YOUR TASK -> Your copy should match the records exactly, apart from the pictures, which stay out.

RECORDS FOR THIS EXERCISE ->

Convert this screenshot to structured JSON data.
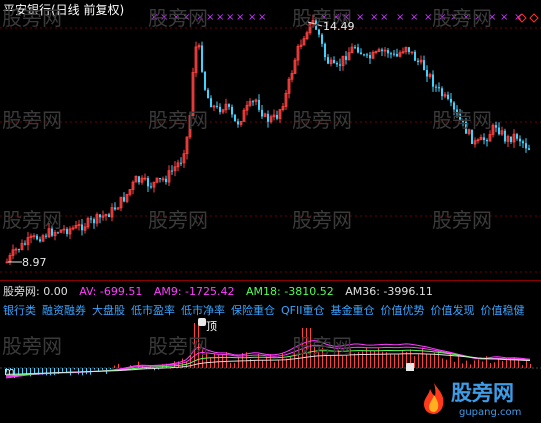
{
  "window": {
    "title": "平安银行(日线 前复权)"
  },
  "watermark": "股旁网",
  "price_panel": {
    "high_label": "14.49",
    "low_label": "8.97"
  },
  "indicator_panel": {
    "name": "股旁网",
    "value_main": ": 0.00",
    "av": "AV: -699.51",
    "am9": "AM9: -1725.42",
    "am18": "AM18: -3810.52",
    "am36": "AM36: -3996.11",
    "categories": [
      "银行类",
      "融资融券",
      "大盘股",
      "低市盈率",
      "低市净率",
      "保险重仓",
      "QFII重仓",
      "基金重仓",
      "价值优势",
      "价值发现",
      "价值稳健"
    ],
    "top_tag": "顶",
    "left_tag": "m"
  },
  "logo": {
    "text": "股旁网",
    "url": "gupang.com"
  },
  "colors": {
    "up": "#ff4040",
    "down": "#3fd4ff",
    "av": "#ff3fff",
    "am9": "#ff3fff",
    "am18": "#54ff54",
    "am36": "#e0e0e0",
    "category": "#3aa3ff",
    "marker": "#c83cff"
  }
}
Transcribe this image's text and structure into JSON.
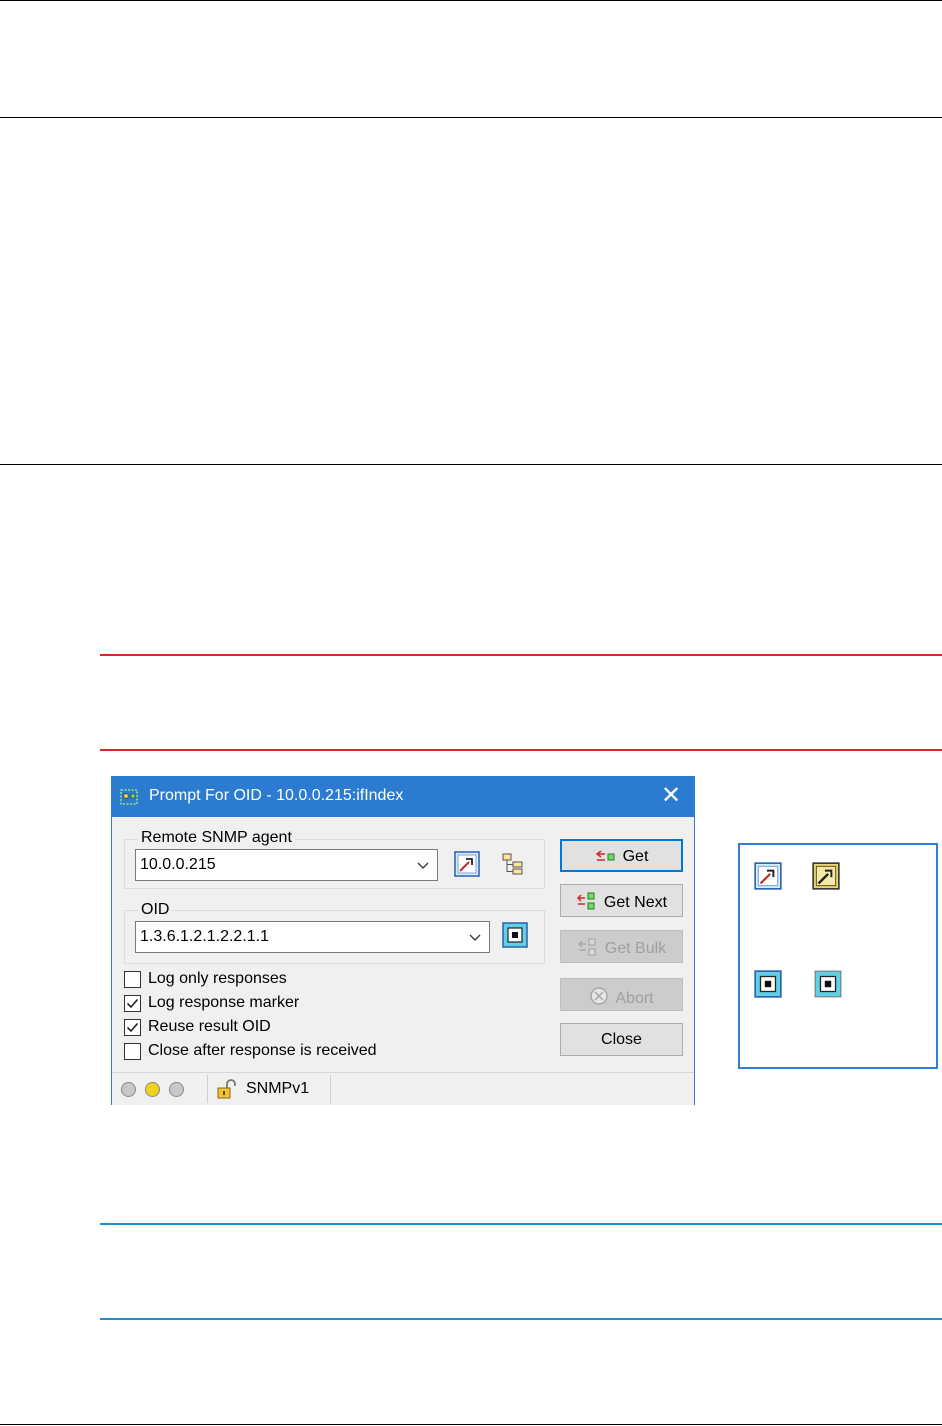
{
  "dialog": {
    "title": "Prompt For OID - 10.0.0.215:ifIndex",
    "agent_group": {
      "label": "Remote SNMP agent",
      "value": "10.0.0.215"
    },
    "oid_group": {
      "label": "OID",
      "value": "1.3.6.1.2.1.2.2.1.1"
    },
    "options": [
      {
        "label": "Log only responses",
        "checked": false
      },
      {
        "label": "Log response marker",
        "checked": true
      },
      {
        "label": "Reuse result OID",
        "checked": true
      },
      {
        "label": "Close after response is received",
        "checked": false
      }
    ],
    "buttons": {
      "get": "Get",
      "get_next": "Get Next",
      "get_bulk": "Get Bulk",
      "abort": "Abort",
      "close": "Close"
    },
    "status": {
      "leds": [
        "#c8c8c8",
        "#f2d21b",
        "#c8c8c8"
      ],
      "protocol": "SNMPv1"
    }
  },
  "colors": {
    "title_bar": "#2b7bd0",
    "warning_line": "#d9262a",
    "info_line": "#1f8fcf",
    "legend_border": "#2f7ed8"
  },
  "legend_icons": [
    "agent-properties-icon",
    "agent-properties-highlighted-icon",
    "oid-select-icon",
    "oid-select-highlighted-icon"
  ]
}
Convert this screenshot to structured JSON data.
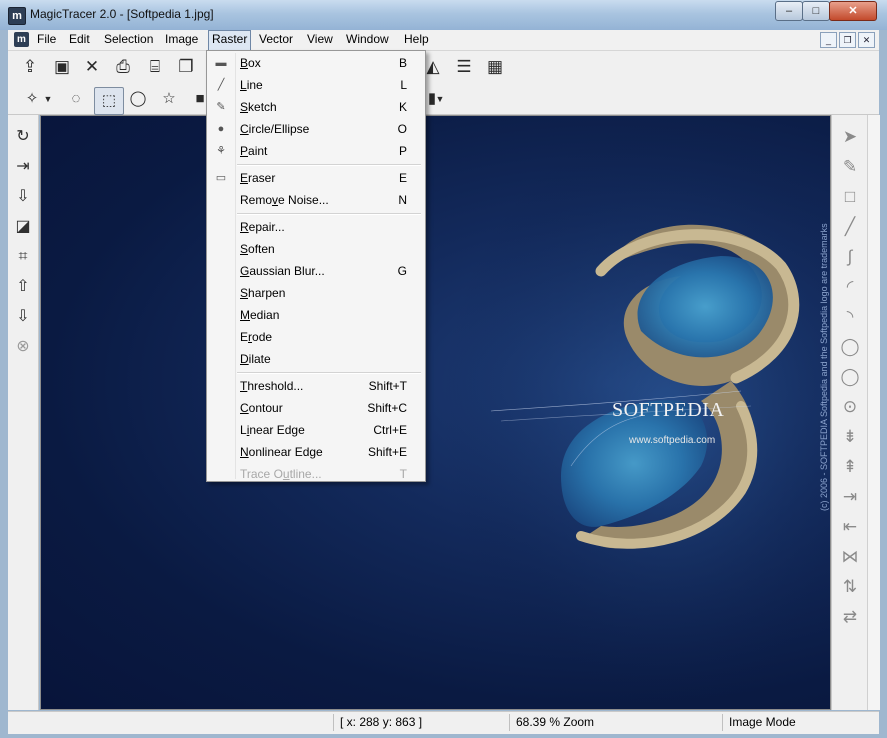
{
  "window": {
    "title": "MagicTracer 2.0 - [Softpedia 1.jpg]",
    "app_icon": "m",
    "controls": {
      "minimize": "–",
      "maximize": "□",
      "close": "✕"
    }
  },
  "menubar": {
    "doc_icon": "m",
    "items": [
      "File",
      "Edit",
      "Selection",
      "Image",
      "Raster",
      "Vector",
      "View",
      "Window",
      "Help"
    ],
    "active": "Raster",
    "mdi_controls": [
      "_",
      "❐",
      "✕"
    ]
  },
  "toolbar_main": {
    "icons": [
      "open-icon",
      "save-icon",
      "close-icon",
      "print-icon",
      "scan-icon",
      "copy-icon",
      "triangle-icon",
      "lines-icon",
      "grid-icon"
    ]
  },
  "toolbar_select": {
    "icons": [
      "magic-wand-icon",
      "lasso-icon",
      "rect-select-icon",
      "ellipse-select-icon",
      "star-select-icon",
      "fill-icon"
    ],
    "selected": "rect-select-icon"
  },
  "raster_menu": {
    "items": [
      {
        "label": "Box",
        "accel": "B",
        "shortcut": "B",
        "icon": "box-icon"
      },
      {
        "label": "Line",
        "accel": "L",
        "shortcut": "L",
        "icon": "line-icon"
      },
      {
        "label": "Sketch",
        "accel": "S",
        "shortcut": "K",
        "icon": "sketch-icon"
      },
      {
        "label": "Circle/Ellipse",
        "accel": "C",
        "shortcut": "O",
        "icon": "circle-icon"
      },
      {
        "label": "Paint",
        "accel": "P",
        "shortcut": "P",
        "icon": "paint-icon"
      },
      {
        "separator": true
      },
      {
        "label": "Eraser",
        "accel": "E",
        "shortcut": "E",
        "icon": "eraser-icon"
      },
      {
        "label": "Remove Noise...",
        "accel": "v",
        "shortcut": "N",
        "icon": ""
      },
      {
        "separator": true
      },
      {
        "label": "Repair...",
        "accel": "R",
        "shortcut": "",
        "icon": ""
      },
      {
        "label": "Soften",
        "accel": "S",
        "shortcut": "",
        "icon": ""
      },
      {
        "label": "Gaussian Blur...",
        "accel": "G",
        "shortcut": "G",
        "icon": ""
      },
      {
        "label": "Sharpen",
        "accel": "S",
        "shortcut": "",
        "icon": ""
      },
      {
        "label": "Median",
        "accel": "M",
        "shortcut": "",
        "icon": ""
      },
      {
        "label": "Erode",
        "accel": "r",
        "shortcut": "",
        "icon": ""
      },
      {
        "label": "Dilate",
        "accel": "D",
        "shortcut": "",
        "icon": ""
      },
      {
        "separator": true
      },
      {
        "label": "Threshold...",
        "accel": "T",
        "shortcut": "Shift+T",
        "icon": ""
      },
      {
        "label": "Contour",
        "accel": "C",
        "shortcut": "Shift+C",
        "icon": ""
      },
      {
        "label": "Linear Edge",
        "accel": "i",
        "shortcut": "Ctrl+E",
        "icon": ""
      },
      {
        "label": "Nonlinear Edge",
        "accel": "N",
        "shortcut": "Shift+E",
        "icon": ""
      },
      {
        "label": "Trace Outline...",
        "accel": "u",
        "shortcut": "T",
        "icon": "",
        "disabled": true
      }
    ]
  },
  "image": {
    "watermark": "SOFTPEDIA",
    "url": "www.softpedia.com",
    "side_text": "(c) 2006 - SOFTPEDIA Softpedia and the Softpedia logo are trademarks"
  },
  "status": {
    "coords": "[ x: 288 y: 863 ]",
    "zoom": "68.39 % Zoom",
    "mode": "Image Mode"
  },
  "colors": {
    "canvas_dark": "#08143a",
    "island": "#9a8a6a",
    "lagoon": "#2a78b0",
    "menu_bg": "#f5f5f5"
  }
}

RESULT ->
Convert this screenshot to structured JSON data.
{
  "window": {
    "title": "平安银行(日线 前复权)"
  },
  "watermark": "股旁网",
  "price_panel": {
    "high_label": "14.49",
    "low_label": "8.97"
  },
  "indicator_panel": {
    "name": "股旁网",
    "value_main": ": 0.00",
    "av": "AV: -699.51",
    "am9": "AM9: -1725.42",
    "am18": "AM18: -3810.52",
    "am36": "AM36: -3996.11",
    "categories": [
      "银行类",
      "融资融券",
      "大盘股",
      "低市盈率",
      "低市净率",
      "保险重仓",
      "QFII重仓",
      "基金重仓",
      "价值优势",
      "价值发现",
      "价值稳健"
    ],
    "top_tag": "顶",
    "left_tag": "m"
  },
  "logo": {
    "text": "股旁网",
    "url": "gupang.com"
  },
  "colors": {
    "up": "#ff4040",
    "down": "#3fd4ff",
    "av": "#ff3fff",
    "am9": "#ff3fff",
    "am18": "#54ff54",
    "am36": "#e0e0e0",
    "category": "#3aa3ff",
    "marker": "#c83cff"
  }
}
Transcribe this image's text and structure into JSON.
{
  "dialog": {
    "title": "Prompt For OID - 10.0.0.215:ifIndex",
    "agent_group": {
      "label": "Remote SNMP agent",
      "value": "10.0.0.215"
    },
    "oid_group": {
      "label": "OID",
      "value": "1.3.6.1.2.1.2.2.1.1"
    },
    "options": [
      {
        "label": "Log only responses",
        "checked": false
      },
      {
        "label": "Log response marker",
        "checked": true
      },
      {
        "label": "Reuse result OID",
        "checked": true
      },
      {
        "label": "Close after response is received",
        "checked": false
      }
    ],
    "buttons": {
      "get": "Get",
      "get_next": "Get Next",
      "get_bulk": "Get Bulk",
      "abort": "Abort",
      "close": "Close"
    },
    "status": {
      "leds": [
        "#c8c8c8",
        "#f2d21b",
        "#c8c8c8"
      ],
      "protocol": "SNMPv1"
    }
  },
  "colors": {
    "title_bar": "#2b7bd0",
    "warning_line": "#d9262a",
    "info_line": "#1f8fcf",
    "legend_border": "#2f7ed8"
  },
  "legend_icons": [
    "agent-properties-icon",
    "agent-properties-highlighted-icon",
    "oid-select-icon",
    "oid-select-highlighted-icon"
  ]
}
Convert this screenshot to structured JSON data.
{
  "window": {
    "title": "MagicTracer 2.0 - [Softpedia 1.jpg]",
    "app_icon": "m",
    "controls": {
      "minimize": "–",
      "maximize": "□",
      "close": "✕"
    }
  },
  "menubar": {
    "doc_icon": "m",
    "items": [
      "File",
      "Edit",
      "Selection",
      "Image",
      "Raster",
      "Vector",
      "View",
      "Window",
      "Help"
    ],
    "active": "Raster",
    "mdi_controls": [
      "_",
      "❐",
      "✕"
    ]
  },
  "toolbar_main": {
    "icons": [
      "open-icon",
      "save-icon",
      "close-icon",
      "print-icon",
      "scan-icon",
      "copy-icon",
      "triangle-icon",
      "lines-icon",
      "grid-icon"
    ]
  },
  "toolbar_select": {
    "icons": [
      "magic-wand-icon",
      "lasso-icon",
      "rect-select-icon",
      "ellipse-select-icon",
      "star-select-icon",
      "fill-icon"
    ],
    "selected": "rect-select-icon"
  },
  "raster_menu": {
    "items": [
      {
        "label": "Box",
        "accel": "B",
        "shortcut": "B",
        "icon": "box-icon"
      },
      {
        "label": "Line",
        "accel": "L",
        "shortcut": "L",
        "icon": "line-icon"
      },
      {
        "label": "Sketch",
        "accel": "S",
        "shortcut": "K",
        "icon": "sketch-icon"
      },
      {
        "label": "Circle/Ellipse",
        "accel": "C",
        "shortcut": "O",
        "icon": "circle-icon"
      },
      {
        "label": "Paint",
        "accel": "P",
        "shortcut": "P",
        "icon": "paint-icon"
      },
      {
        "separator": true
      },
      {
        "label": "Eraser",
        "accel": "E",
        "shortcut": "E",
        "icon": "eraser-icon"
      },
      {
        "label": "Remove Noise...",
        "accel": "v",
        "shortcut": "N",
        "icon": ""
      },
      {
        "separator": true
      },
      {
        "label": "Repair...",
        "accel": "R",
        "shortcut": "",
        "icon": ""
      },
      {
        "label": "Soften",
        "accel": "S",
        "shortcut": "",
        "icon": ""
      },
      {
        "label": "Gaussian Blur...",
        "accel": "G",
        "shortcut": "G",
        "icon": ""
      },
      {
        "label": "Sharpen",
        "accel": "S",
        "shortcut": "",
        "icon": ""
      },
      {
        "label": "Median",
        "accel": "M",
        "shortcut": "",
        "icon": ""
      },
      {
        "label": "Erode",
        "accel": "r",
        "shortcut": "",
        "icon": ""
      },
      {
        "label": "Dilate",
        "accel": "D",
        "shortcut": "",
        "icon": ""
      },
      {
        "separator": true
      },
      {
        "label": "Threshold...",
        "accel": "T",
        "shortcut": "Shift+T",
        "icon": ""
      },
      {
        "label": "Contour",
        "accel": "C",
        "shortcut": "Shift+C",
        "icon": ""
      },
      {
        "label": "Linear Edge",
        "accel": "i",
        "shortcut": "Ctrl+E",
        "icon": ""
      },
      {
        "label": "Nonlinear Edge",
        "accel": "N",
        "shortcut": "Shift+E",
        "icon": ""
      },
      {
        "label": "Trace Outline...",
        "accel": "u",
        "shortcut": "T",
        "icon": "",
        "disabled": true
      }
    ]
  },
  "image": {
    "watermark": "SOFTPEDIA",
    "url": "www.softpedia.com",
    "side_text": "(c) 2006 - SOFTPEDIA Softpedia and the Softpedia logo are trademarks"
  },
  "status": {
    "coords": "[ x: 288 y: 863 ]",
    "zoom": "68.39 % Zoom",
    "mode": "Image Mode"
  },
  "colors": {
    "canvas_dark": "#08143a",
    "island": "#9a8a6a",
    "lagoon": "#2a78b0",
    "menu_bg": "#f5f5f5"
  }
}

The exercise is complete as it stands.